A complete, unaltered copy of the listing is needed. Write it out.

◆ **Records for this exercise**
======

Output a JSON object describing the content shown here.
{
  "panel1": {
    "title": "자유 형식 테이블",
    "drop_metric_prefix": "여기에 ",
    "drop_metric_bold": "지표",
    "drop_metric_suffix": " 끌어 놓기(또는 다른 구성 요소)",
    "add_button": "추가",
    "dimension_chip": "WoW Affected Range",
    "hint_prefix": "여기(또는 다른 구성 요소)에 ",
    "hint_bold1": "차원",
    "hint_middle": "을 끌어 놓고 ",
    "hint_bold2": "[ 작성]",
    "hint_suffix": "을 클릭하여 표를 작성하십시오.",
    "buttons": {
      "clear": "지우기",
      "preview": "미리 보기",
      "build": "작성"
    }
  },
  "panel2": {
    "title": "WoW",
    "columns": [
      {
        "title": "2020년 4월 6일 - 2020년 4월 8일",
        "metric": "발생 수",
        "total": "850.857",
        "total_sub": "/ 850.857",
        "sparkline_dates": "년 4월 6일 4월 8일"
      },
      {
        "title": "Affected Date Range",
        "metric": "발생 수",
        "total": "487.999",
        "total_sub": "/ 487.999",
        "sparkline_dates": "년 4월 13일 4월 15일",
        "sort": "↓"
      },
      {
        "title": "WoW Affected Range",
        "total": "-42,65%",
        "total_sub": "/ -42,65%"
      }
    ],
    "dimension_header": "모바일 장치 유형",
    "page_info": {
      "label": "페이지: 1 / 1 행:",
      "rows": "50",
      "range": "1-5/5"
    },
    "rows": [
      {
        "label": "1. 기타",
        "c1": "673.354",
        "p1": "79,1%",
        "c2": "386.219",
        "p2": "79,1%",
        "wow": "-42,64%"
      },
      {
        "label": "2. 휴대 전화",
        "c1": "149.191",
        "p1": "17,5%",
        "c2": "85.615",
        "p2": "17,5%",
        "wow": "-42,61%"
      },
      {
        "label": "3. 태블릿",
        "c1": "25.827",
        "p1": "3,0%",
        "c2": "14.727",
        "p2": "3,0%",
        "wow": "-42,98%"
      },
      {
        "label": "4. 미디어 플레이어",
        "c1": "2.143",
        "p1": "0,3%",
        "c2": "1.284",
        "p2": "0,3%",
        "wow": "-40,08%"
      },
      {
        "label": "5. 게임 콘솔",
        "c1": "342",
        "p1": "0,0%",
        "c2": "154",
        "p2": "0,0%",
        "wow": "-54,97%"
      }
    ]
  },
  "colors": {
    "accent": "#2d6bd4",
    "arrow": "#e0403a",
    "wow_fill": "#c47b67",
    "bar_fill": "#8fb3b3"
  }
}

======

◆ **Final answer**
Output a JSON object describing the content shown here.
{
  "panel1": {
    "title": "자유 형식 테이블",
    "drop_metric_prefix": "여기에 ",
    "drop_metric_bold": "지표",
    "drop_metric_suffix": " 끌어 놓기(또는 다른 구성 요소)",
    "add_button": "추가",
    "dimension_chip": "WoW Affected Range",
    "hint_prefix": "여기(또는 다른 구성 요소)에 ",
    "hint_bold1": "차원",
    "hint_middle": "을 끌어 놓고 ",
    "hint_bold2": "[ 작성]",
    "hint_suffix": "을 클릭하여 표를 작성하십시오.",
    "buttons": {
      "clear": "지우기",
      "preview": "미리 보기",
      "build": "작성"
    }
  },
  "panel2": {
    "title": "WoW",
    "columns": [
      {
        "title": "2020년 4월 6일 - 2020년 4월 8일",
        "metric": "발생 수",
        "total": "850.857",
        "total_sub": "/ 850.857",
        "sparkline_dates": "년 4월 6일 4월 8일"
      },
      {
        "title": "Affected Date Range",
        "metric": "발생 수",
        "total": "487.999",
        "total_sub": "/ 487.999",
        "sparkline_dates": "년 4월 13일 4월 15일",
        "sort": "↓"
      },
      {
        "title": "WoW Affected Range",
        "total": "-42,65%",
        "total_sub": "/ -42,65%"
      }
    ],
    "dimension_header": "모바일 장치 유형",
    "page_info": {
      "label": "페이지: 1 / 1 행:",
      "rows": "50",
      "range": "1-5/5"
    },
    "rows": [
      {
        "label": "1. 기타",
        "c1": "673.354",
        "p1": "79,1%",
        "c2": "386.219",
        "p2": "79,1%",
        "wow": "-42,64%"
      },
      {
        "label": "2. 휴대 전화",
        "c1": "149.191",
        "p1": "17,5%",
        "c2": "85.615",
        "p2": "17,5%",
        "wow": "-42,61%"
      },
      {
        "label": "3. 태블릿",
        "c1": "25.827",
        "p1": "3,0%",
        "c2": "14.727",
        "p2": "3,0%",
        "wow": "-42,98%"
      },
      {
        "label": "4. 미디어 플레이어",
        "c1": "2.143",
        "p1": "0,3%",
        "c2": "1.284",
        "p2": "0,3%",
        "wow": "-40,08%"
      },
      {
        "label": "5. 게임 콘솔",
        "c1": "342",
        "p1": "0,0%",
        "c2": "154",
        "p2": "0,0%",
        "wow": "-54,97%"
      }
    ]
  },
  "colors": {
    "accent": "#2d6bd4",
    "arrow": "#e0403a",
    "wow_fill": "#c47b67",
    "bar_fill": "#8fb3b3"
  }
}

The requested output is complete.